Getting to Know God: Jehovah Nissi

And Moses built an altar, and called the name of it Jehovahnissi. - Exodus 17:15

In Exodus 17, we see Israel at war with the Amalekites. Moses, standing high on a mountaintop, would raise his rod to heaven, and as long as the rod was in the air, the children of Israel would be victorious. It wasn't long, however, before Moses' arms grew tired and he became weak. At that time, Aaron and Hur set Moses upon a rock, and standing on either side of him, held his hands in the air. In the end, Israel won the battle.

It was after this great victory that Moses built an altar in honor of the Lord and called the name of it Jehovah Nissi, which means "the Lord our Banner". A banner, or a flag as we commonly call it, plays several important roles in the lives of those who wield it.

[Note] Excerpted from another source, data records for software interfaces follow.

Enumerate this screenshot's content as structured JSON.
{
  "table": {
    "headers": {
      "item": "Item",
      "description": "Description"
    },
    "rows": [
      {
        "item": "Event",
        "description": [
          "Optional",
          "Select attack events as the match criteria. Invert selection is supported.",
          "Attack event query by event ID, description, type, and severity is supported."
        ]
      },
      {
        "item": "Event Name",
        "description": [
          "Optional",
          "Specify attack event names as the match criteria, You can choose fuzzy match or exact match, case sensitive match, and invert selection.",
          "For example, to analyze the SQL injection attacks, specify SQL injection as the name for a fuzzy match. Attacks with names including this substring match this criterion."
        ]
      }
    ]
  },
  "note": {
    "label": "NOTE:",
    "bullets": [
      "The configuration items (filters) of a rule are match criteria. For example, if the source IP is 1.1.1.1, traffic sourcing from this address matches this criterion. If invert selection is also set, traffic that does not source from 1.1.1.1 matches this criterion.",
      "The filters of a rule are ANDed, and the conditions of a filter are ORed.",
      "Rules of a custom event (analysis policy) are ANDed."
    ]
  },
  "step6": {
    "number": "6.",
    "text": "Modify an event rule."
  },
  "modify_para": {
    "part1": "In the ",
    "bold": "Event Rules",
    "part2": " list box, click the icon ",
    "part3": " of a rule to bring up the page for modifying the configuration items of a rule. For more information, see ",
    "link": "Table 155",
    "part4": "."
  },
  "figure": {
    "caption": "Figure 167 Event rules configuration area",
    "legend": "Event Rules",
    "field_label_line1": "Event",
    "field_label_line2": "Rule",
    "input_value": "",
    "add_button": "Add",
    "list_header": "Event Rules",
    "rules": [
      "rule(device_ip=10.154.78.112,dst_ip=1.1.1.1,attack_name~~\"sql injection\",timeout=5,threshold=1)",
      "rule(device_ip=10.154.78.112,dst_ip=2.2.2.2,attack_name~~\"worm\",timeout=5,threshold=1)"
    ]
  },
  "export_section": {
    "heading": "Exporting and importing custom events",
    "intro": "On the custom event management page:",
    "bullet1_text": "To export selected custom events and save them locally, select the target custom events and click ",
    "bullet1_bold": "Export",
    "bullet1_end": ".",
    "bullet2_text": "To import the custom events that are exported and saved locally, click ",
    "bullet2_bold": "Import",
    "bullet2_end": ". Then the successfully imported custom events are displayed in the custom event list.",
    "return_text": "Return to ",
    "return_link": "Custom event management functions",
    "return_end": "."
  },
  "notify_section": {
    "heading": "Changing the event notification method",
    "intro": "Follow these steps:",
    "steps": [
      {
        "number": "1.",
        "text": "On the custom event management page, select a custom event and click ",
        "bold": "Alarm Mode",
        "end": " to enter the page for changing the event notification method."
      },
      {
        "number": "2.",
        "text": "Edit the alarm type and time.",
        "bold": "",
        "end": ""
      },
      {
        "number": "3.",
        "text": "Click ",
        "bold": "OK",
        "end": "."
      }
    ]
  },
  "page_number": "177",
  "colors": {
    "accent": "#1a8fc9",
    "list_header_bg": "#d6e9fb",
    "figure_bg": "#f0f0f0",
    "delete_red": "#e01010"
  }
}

1.  A banner goes before an army or procession. When the armies of Camelot marched through the kingdom, the Pendragon banner was at the forefront of the procession. When the Olympic contestants file into a stadium, they are preceded by their country's flag. As our banner, the Lord goes before us. The Bible tells us as much in Deuteronomy 31:8 – And the LORD, he it is that doth go before thee; he will be with thee, he will not fail thee, neither forsake thee: fear not, neither be dismayed. By being before us, we can rest assured that any enemy must first go through Him before it can reach us.

2. A banner also acts as a means of identification.
The American flag serves to represent the United States as a nation of 50 states with 13 original colonies. In medieval times, soldiers in the watchtowers could identify oncoming forces by the banner being displayed. When we allow the Lord to live through us, He acts as our means of identification. People can know we are Christians without our having to tell them so. Our banner is evidence enough of our identity.

3. A banner serves as a rallying point for the troops. The second verse of The Star-Spangled Banner says, "On the shore, dimly seen through the mists of the deep, Where the foe's haughty host in dread silence reposes, What is that which the breeze, o'er the towering steep, As it fitfully blows, half conceals, half discloses? Now it catches the gleam of the morning's first beam, In full glory reflected now shines in the stream: 'Tis the star-spangled banner! Oh long may it wave
O'er the land of the free and the home of the brave!" In the midst of battle, why was Francis Scott Key so fascinated with the flag? Could it be that he realized that the flag embodied everything the troops were fighting for and thus served as a beacon of hope and a remembrance of the freedom for which they fought?

4. Finally, the banner represents victory. It is customary for the conquering victor to place his banner on the conquered territory. Such a banner denotes not only strength, but also possession. As our banner, the Lord reminds us that we have victory in Jesus and that we belong to Him. When Satan comes to conquer our souls, he is met with the Lord our Banner who informs Satan, "This child is mine."

It is mind-boggling to discover that this one little phrase, "the Lord our Banner", has so much meaning and significance in our everyday lives. Yet, nothing about the Lord should surprise us because, as we've already seen, He is so much more than we will ever know. He will go before us.  He will give us a strong identity.  He will serve as our strength and reminder of the freedom we're fighting for.  And He will give us the victory.  In fact, He already has, for victory was won at Calvary.  The Lord is our Banner.  And if I'm not mistaken, it is customary for a banner to be lifted high, right?  So, what are we waiting for?  Let's lift up our Banner!